Salt District adds flavor to Chicago River Trail

Walking, biking, and running along the Chicago River near Goose Island is about to become more attractive with the redevelopment of the Morton Salt facility on Elston Avenue.

A well-known landmark on the North Side, Morton Salt has long occupied a 4.25-acre property located on the west bank of the Chicago River — running south from Blackhawk Street on Elston Avenue.

Led by developer R2 Companies, the project will turn the site into a mixed-use office, retail, and entertainment complex, providing another attractive destination along a continuous Chicago River Trail. The so-called Salt District is expected to be completed in 2020.

We’re pleased the plan includes separated paths for people walking and biking, adding more trails along the North Branch. These paths will also connect to a new pedestrian bridge over the river at Blackhawk Street that’s in the North Branch Framework Plan.

The trails will create easy access for people on foot and bike to the nearby Wild Mile Chicago, a 17-acre floating park coming to the North Branch Canal. The trails at this development also will eventually connect to riverfront trails at Lincoln Yards that’ll run between North and Webster Avenues.

Getting to the Salt District on bike will be relatively easy thanks to the bike lanes on Elston Avenue. And if you’re coming from the west, you’ll be able to get within a quarter mile of it by using the Bloomingdale/606 Trail.

The project will also add a water taxi stop and a boat launch.

R2 Companies recognizes the potential of the project to increase connectivity in Goose Island.

“The Salt District is a legacy project for everyone here at R2. We have worked closely with the city to ensure the project will become an economic and cultural keystone in Chicago’s emerging North Branch Cooridor,” said Zack Cupkovic, R2’s director of special projects. “We are excited to expose the property to the public and create a node that will connect bike, vehicle, and boat traffic in the area.”

As trails continue to emerge along the river, it’s important that we build public-private partnerships to ensure paths eventually connect to one another and are designed with the vision of a continuous river trail in mind.

As Chicagoans demand more off-street trails, opportunities exist to leverage ongoing development near the river and create a trail system that benefits communities all along the river and across Chicago.
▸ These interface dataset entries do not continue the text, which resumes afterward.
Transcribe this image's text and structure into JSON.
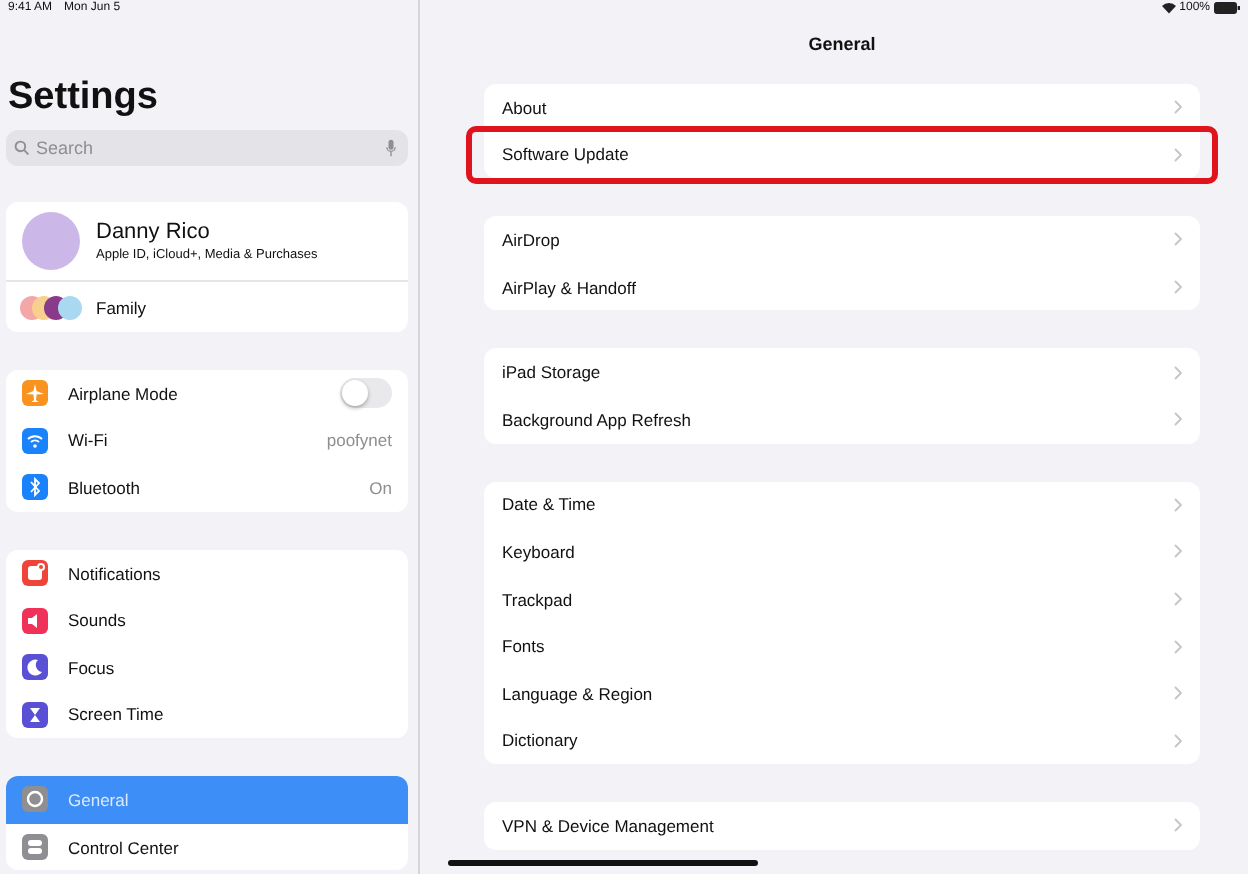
{
  "status_bar": {
    "time": "9:41 AM",
    "date": "Mon Jun 5",
    "battery": "100%"
  },
  "sidebar": {
    "title": "Settings",
    "search": {
      "placeholder": "Search"
    },
    "profile": {
      "name": "Danny Rico",
      "subtitle": "Apple ID, iCloud+, Media & Purchases",
      "family": "Family"
    },
    "groups": [
      {
        "items": [
          {
            "label": "Airplane Mode",
            "kind": "toggle",
            "on": false,
            "color": "#f7931e",
            "selected": false
          },
          {
            "label": "Wi-Fi",
            "kind": "value",
            "value": "poofynet",
            "color": "#1a82fb",
            "selected": false
          },
          {
            "label": "Bluetooth",
            "kind": "value",
            "value": "On",
            "color": "#1a82fb",
            "selected": false
          }
        ]
      },
      {
        "items": [
          {
            "label": "Notifications",
            "kind": "plain",
            "color": "#f0443a",
            "selected": false
          },
          {
            "label": "Sounds",
            "kind": "plain",
            "color": "#f0325a",
            "selected": false
          },
          {
            "label": "Focus",
            "kind": "plain",
            "color": "#5a50d6",
            "selected": false
          },
          {
            "label": "Screen Time",
            "kind": "plain",
            "color": "#5a50d6",
            "selected": false
          }
        ]
      },
      {
        "items": [
          {
            "label": "General",
            "kind": "plain",
            "color": "#8e8e93",
            "selected": true
          },
          {
            "label": "Control Center",
            "kind": "plain",
            "color": "#8e8e93",
            "selected": false
          }
        ]
      }
    ]
  },
  "detail": {
    "title": "General",
    "groups": [
      {
        "items": [
          {
            "label": "About",
            "highlighted": false
          },
          {
            "label": "Software Update",
            "highlighted": true
          }
        ]
      },
      {
        "items": [
          {
            "label": "AirDrop",
            "highlighted": false
          },
          {
            "label": "AirPlay & Handoff",
            "highlighted": false
          }
        ]
      },
      {
        "items": [
          {
            "label": "iPad Storage",
            "highlighted": false
          },
          {
            "label": "Background App Refresh",
            "highlighted": false
          }
        ]
      },
      {
        "items": [
          {
            "label": "Date & Time",
            "highlighted": false
          },
          {
            "label": "Keyboard",
            "highlighted": false
          },
          {
            "label": "Trackpad",
            "highlighted": false
          },
          {
            "label": "Fonts",
            "highlighted": false
          },
          {
            "label": "Language & Region",
            "highlighted": false
          },
          {
            "label": "Dictionary",
            "highlighted": false
          }
        ]
      },
      {
        "items": [
          {
            "label": "VPN & Device Management",
            "highlighted": false
          }
        ]
      }
    ]
  }
}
To achieve this goal, Active Trans formed a Chicago River Trail coalition. This coalition allows our partners to come together to address a wide range of issues related to the development and building of the trail. One of its primary goals is to work with developers on their riverfront projects.

If you’re involved with an organization that you think could benefit from being involved in the Chicago River Trail Coalition, please encourage the staff to join. Organizations can join by contacting Steve Simmons,, (312) 216-0472.

If you haven’t already, please join the Chicago River Trail campaign to stay up on the latest news.

Image courtesy of R2 Companies